Long before self-isolation became a safety precaution, studies were showing that the baby boomer generation is aging alone much more than prior generations. With low rates of marriage and high rates of divorce, many members of this generation have wound up living by themselves—and now that travel and visiting have become more difficult and dangerous, many have been forced to settle into solitude.
They are not the only ones. People of all ages who were used to leaving home for work and entertainment are now experiencing the same kinds of challenges with which many older Americans were already familiar: staying connected with friends and family, remaining active, and finding or forming communities. While many older people have had years of experience learning how to build a healthy lifestyle even when much of their time is spent at home or by themselves, this is a new challenge for the millions of young people who abruptly lost the social lives they had at school, work, or on weekends.
But as many older Americans know, self-isolation does not have to be lonely or boring. Even in the best of times, it is often a choice. Writing letters, going through memorabilia, calling old friends, gardening, and going for walks are just some of the ways that many older people manage to stay healthy and connected. If this is you, what advice or strategies do you have for those who are new to the art of living in solitude, slowing down, or staying close to faraway friends? Do you find yourself appreciating peace and quiet? As quarantine measures are prolonged, reinstated, or initiated in many states, these insights are in high demand across the age spectrum.
On the other hand, plenty of older people have found their lifestyles just as—or even more—disrupted by covid-19 than younger generations. Did you have travel plans that had to be cancelled? A job you relied on put on pause? Grandchildren you can no longer hug? Even as some older people may feel uniquely well-prepared to hunker down, others do not. Ultimately, no one has been spared from the pandemic’s diverse ramifications.
Fortunately, many more ways to stay connected have emerged as it has become a bigger priority for people of all ages. Many senior centers have begun offering virtual classes and activities. Family members have taught each other how to do video calls, and many people have learned how to Skype, Zoom, or FaceTime for the first time. Netflix has begun offering a feature called “Netflix Party” so people can watch TV and movies together from far away. Telemedicine has become more available, so doctors are easier to access. Webinars and virtual ‘Town Halls’ have become increasingly popular. While many older people previously had to navigate the challenges of isolation in a world where other generations were accustomed to daily contact, now, everyone is ‘alone together.’ Have you found these new options useful and accessible? Do you think you will continue taking advantage of them even after the pandemic is over? Share your thoughts on connectedness, aging, and covid-19 in the comments section below.

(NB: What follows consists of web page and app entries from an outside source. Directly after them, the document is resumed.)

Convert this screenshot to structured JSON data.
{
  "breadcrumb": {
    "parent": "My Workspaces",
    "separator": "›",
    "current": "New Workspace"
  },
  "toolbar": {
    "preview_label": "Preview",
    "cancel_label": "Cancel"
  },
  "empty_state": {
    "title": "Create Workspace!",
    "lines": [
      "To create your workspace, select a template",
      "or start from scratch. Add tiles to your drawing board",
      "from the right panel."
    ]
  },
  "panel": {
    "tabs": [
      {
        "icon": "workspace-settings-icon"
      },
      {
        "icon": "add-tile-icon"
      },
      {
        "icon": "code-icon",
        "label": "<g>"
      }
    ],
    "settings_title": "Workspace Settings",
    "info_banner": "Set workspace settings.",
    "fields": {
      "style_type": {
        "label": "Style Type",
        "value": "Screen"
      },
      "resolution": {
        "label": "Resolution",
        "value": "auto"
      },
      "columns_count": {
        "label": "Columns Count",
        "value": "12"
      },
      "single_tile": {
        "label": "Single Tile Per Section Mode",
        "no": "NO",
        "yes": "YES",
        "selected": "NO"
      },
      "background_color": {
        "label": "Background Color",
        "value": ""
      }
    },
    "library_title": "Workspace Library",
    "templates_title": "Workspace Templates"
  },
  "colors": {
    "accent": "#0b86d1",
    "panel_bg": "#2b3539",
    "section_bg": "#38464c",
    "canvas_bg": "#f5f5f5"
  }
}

Eve Driver is a freelance feature contributor and a graduate of Harvard University. She writes on a variety of topics including aging, climate change, and political polarization. Her work has appeared in Harvard Magazine and the Harvard Political Review.